It is noteworthy that the four subfamilies Asteroideae, Cichorioideae and Mutisioideae contain 99% of the species diversity of the whole family. Because of the morphological complexity exhibited by this family, agreeing on generic circumscriptions has been difficult for taxonomists; as a result, several of these genera have required multiple revisions. Members of the Asteraceae are herbaceous plants, but some shrubs and trees do exist, they are easy to distinguish from other plants because of their characteristic inflorescence and other shared characteristics. However, determining genera and species of some groups such as Hieracium is notoriously difficult. Members of the Asteraceae produce taproots, but sometimes they possess fibrous root systems. Stems are herbaceous aerial branched cylindrical with glandular hairs erect but can be prostrate to ascending; some species have underground stems in the form of rhizomes. These can be woody depending on the species; the leaves and the stems often contain secretory canals with resin or latex.

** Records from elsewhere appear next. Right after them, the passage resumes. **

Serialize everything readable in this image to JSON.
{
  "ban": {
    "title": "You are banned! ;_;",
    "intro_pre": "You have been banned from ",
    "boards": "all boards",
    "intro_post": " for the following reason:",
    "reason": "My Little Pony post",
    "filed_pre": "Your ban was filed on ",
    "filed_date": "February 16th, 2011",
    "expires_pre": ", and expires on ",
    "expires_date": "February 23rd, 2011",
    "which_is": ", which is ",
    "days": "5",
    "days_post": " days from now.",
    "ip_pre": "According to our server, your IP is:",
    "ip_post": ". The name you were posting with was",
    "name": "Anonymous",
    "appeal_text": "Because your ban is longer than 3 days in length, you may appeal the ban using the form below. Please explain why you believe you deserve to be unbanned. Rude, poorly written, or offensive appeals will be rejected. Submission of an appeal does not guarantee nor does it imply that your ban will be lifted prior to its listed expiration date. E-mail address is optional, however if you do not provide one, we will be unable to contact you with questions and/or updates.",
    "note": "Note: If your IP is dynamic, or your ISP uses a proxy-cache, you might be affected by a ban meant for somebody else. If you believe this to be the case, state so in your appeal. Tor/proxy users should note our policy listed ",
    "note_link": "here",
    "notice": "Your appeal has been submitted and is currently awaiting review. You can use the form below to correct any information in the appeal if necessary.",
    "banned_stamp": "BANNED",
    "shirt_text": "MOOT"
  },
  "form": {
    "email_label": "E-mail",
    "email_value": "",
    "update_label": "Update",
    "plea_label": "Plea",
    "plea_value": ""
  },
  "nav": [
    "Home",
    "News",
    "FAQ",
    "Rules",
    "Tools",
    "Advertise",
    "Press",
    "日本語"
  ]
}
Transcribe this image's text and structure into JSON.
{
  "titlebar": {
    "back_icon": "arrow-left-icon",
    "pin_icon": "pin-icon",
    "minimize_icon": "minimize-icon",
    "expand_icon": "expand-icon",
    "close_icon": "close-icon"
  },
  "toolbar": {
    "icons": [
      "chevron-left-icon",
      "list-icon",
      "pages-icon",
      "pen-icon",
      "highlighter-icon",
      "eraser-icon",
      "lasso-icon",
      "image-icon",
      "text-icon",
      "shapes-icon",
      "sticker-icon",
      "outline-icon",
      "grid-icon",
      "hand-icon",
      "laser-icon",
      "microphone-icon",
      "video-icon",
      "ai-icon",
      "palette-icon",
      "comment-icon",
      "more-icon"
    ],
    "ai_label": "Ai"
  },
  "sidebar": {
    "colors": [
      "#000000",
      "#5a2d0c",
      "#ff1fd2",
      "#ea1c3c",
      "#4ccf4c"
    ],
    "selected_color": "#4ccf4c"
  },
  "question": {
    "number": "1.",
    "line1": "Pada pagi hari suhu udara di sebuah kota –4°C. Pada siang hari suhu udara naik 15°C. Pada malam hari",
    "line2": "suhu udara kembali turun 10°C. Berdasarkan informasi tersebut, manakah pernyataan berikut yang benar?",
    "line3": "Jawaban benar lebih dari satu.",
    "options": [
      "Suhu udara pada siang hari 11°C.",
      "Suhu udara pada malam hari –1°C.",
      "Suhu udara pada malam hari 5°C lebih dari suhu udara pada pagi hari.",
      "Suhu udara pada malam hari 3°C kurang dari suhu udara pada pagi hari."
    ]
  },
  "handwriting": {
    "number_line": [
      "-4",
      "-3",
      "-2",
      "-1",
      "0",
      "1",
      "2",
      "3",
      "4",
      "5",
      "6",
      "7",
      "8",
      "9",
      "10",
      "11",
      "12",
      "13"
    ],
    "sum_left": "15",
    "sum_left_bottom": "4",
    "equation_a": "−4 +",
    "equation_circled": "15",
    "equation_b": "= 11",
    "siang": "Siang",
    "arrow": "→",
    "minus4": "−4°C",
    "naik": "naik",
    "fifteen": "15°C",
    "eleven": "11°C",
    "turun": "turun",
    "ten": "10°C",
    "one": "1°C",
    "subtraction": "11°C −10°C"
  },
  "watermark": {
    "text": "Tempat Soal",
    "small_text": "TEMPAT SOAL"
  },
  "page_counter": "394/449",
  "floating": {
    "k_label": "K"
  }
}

The leaves can be opposite, or whorled. They may be simple, but are deeply lobed or otherwise incised conduplicate or revolute; the margins can be entire or toothed. In plants of the family Asteraceae, what appears to be a single flower is a cluster of much smaller flowers; the overall appearance of the cluster, as a single flower, functions in attracting pollinators in the same way as the structure of an individual flower in some other plant families. The older family name, comes from the fact that what appears to be a single flower is a composite of smaller flowers; the "petals" or "sunrays" in a sunflower head are individual strap-sha